James Neal is a scorer, and has been throughout his career. He had 37 points as a rookie; his career high is 81. As a 30-year-old playing for Vegas in the 2017-18 season, he scored 44 points. And never, at any point in his time in the NHL, has he ever failed to hit the 20-goal mark.
The Flames, a team desperately in need of scoring prowess, were a natural fit. Awarded with a five-year, $5.75 million annual average value contract – almost certainly his last big payday – expectations were probably in line for at least 20 goals and 40 points. But through 18 games this season, Neal has just three goals and four points, on pace for 14 and 18: not even close to good enough.
Neal was benched for the entire third period of the Flames’ latest game against the Sharks, a frame in which they were down by just one goal and were never out of it until the final minute. It’s not a good sign, but the team really needs Neal to get going: not just for the sake of justifying the contract and ensuring they don’t let all of that cap space go to waste, but because they need secondary scoring, and Neal should be a leader in that department.
Instead, Neal’s four points to date have him tied for ninth in team scoring, alongside:
- Sam Bennett, a fourth overall pick who is the epitome of snakebitten.
- Austin Czarnik, an AHL/NHL tweener who has been scratched for seven of 18 games.
- Mark Jankowski, a second-year player relegated to fourth line minutes and occasional healthy scratches.

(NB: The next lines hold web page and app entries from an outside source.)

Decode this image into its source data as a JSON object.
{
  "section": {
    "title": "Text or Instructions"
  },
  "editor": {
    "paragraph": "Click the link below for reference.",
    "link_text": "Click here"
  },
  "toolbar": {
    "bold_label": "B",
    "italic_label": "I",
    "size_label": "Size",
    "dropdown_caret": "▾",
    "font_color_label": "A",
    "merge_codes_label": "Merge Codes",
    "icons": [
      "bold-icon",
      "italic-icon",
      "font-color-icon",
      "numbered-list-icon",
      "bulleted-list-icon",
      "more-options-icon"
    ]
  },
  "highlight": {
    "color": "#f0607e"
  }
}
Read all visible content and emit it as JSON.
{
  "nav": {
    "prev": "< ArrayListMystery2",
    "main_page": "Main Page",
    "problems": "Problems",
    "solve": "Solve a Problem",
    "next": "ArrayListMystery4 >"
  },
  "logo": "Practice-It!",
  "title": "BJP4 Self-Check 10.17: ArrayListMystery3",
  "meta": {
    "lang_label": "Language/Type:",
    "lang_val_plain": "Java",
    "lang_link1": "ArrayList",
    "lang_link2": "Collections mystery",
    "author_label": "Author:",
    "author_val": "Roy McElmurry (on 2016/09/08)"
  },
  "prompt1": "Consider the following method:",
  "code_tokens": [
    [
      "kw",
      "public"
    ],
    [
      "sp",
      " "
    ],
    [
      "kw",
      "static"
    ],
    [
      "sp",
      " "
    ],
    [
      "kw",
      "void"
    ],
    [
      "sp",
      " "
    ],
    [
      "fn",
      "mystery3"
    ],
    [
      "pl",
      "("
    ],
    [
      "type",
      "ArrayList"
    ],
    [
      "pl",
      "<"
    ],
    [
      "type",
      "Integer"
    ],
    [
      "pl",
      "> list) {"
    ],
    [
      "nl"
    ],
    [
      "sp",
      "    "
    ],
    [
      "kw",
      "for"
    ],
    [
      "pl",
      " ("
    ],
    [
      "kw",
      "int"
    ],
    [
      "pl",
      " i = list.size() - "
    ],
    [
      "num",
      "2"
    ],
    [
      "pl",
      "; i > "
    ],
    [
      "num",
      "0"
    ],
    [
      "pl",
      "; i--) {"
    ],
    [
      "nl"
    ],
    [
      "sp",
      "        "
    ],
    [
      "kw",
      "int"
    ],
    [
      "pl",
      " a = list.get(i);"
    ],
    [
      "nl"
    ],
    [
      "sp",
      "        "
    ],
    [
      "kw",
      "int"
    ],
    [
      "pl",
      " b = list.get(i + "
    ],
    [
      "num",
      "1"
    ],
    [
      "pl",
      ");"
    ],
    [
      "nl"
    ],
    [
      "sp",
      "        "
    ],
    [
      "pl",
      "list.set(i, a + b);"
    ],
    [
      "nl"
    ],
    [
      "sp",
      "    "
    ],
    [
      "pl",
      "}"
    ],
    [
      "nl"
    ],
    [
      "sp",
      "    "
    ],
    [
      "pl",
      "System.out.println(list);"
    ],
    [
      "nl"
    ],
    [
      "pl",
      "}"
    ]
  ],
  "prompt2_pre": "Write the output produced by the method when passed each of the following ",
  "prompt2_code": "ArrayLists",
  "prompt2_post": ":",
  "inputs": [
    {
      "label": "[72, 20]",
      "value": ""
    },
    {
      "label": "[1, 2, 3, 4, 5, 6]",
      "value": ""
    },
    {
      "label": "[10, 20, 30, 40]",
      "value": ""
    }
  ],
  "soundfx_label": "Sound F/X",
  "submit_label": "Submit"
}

- TJ Brodie, a defenceman who is fighting to get back to the top of his game.
- Michael Stone, a defenceman who has also been scratched for seven of 18 games.
Neal has averaged 15:36 a game so far this season, sixth among all forwards on the team. (Everyone above him in minutes has also scored more.) His 42:31 total on the powerplay is fifth among Flames forwards, but he’s gone point-less on the man advantage (all four forwards above him in ice time have ranged from six to eight powerplay points).
However: Neal has 10 shots on the powerplay, which puts him in line with the four forwards above him. He has 42 shots on net total, fifth on the Flames (but behind his pacing from the previous season), but just a 7.1 shooting percentage: well below his career 12.0%. If he’d been shooting at his career average, he’d have five goals: not the best, but at least an improvement.
His underlying numbers all reflect positively, no worse than 50% in any stat at 5v5 except for goals for, where he’s 42.11%. His present offensive zone start ratio, at 50%, is the lowest he’s had to date in his career.
Neal hasn’t found a home on any Flames line in particular, however. His most common linemate by far has been Sam Bennett, with Mikael Backlund and Matthew Tkachuk rounding things out. After those three, you dig into bottom six forwards Derek Ryan, Dillon Dube, and Mark Jankowski (the latter two of whom he’s projected to play with next game), before you get to high end offensive players and theorized Neal linemates Johnny Gaudreau and Sean Monahan:
|Player||TOI w/||CF% w/||Neal CF% w/out||Player CF% w/out|
While Neal’s numbers haven’t been inherently bad, there is a worrying pattern starting to form that, among the players he’s spent the most time with, they tend to be better when separated from him. The problem seems to take a different form when it comes to forwards he’s spent less time with: they both end up dragging one another down, though both may perform perfectly fine when separated from one another.
All of this begs the question: just where, exactly, does Neal fit in the Flames’ lineup? He needs to be a scorer, so do you find a way to give him increased offensive zone starts?
Do you try to reunite him with Gaudreau and Monahan to see if they can build on whatever early season falterings they may have had, and is it worth removing Elias Lindholm from what’s been a mostly effective line to date to see if this could work? (Can Lindholm handle his own line, for that matter?)
Do you keep him with the likes of Bennett and Backlund, or has that ship sailed, without much in the way of actual goals coming from it?
If trying him with Monahan again isn’t the answer, does that mean it makes sense to put him back with Ryan or Jankowski instead?
Or do you try Neal alongside Lindholm himself? They’ve only played 19:42 together to date.
If Neal starts finding success, chances are, the entire Flames group will right along with him. So what would you do?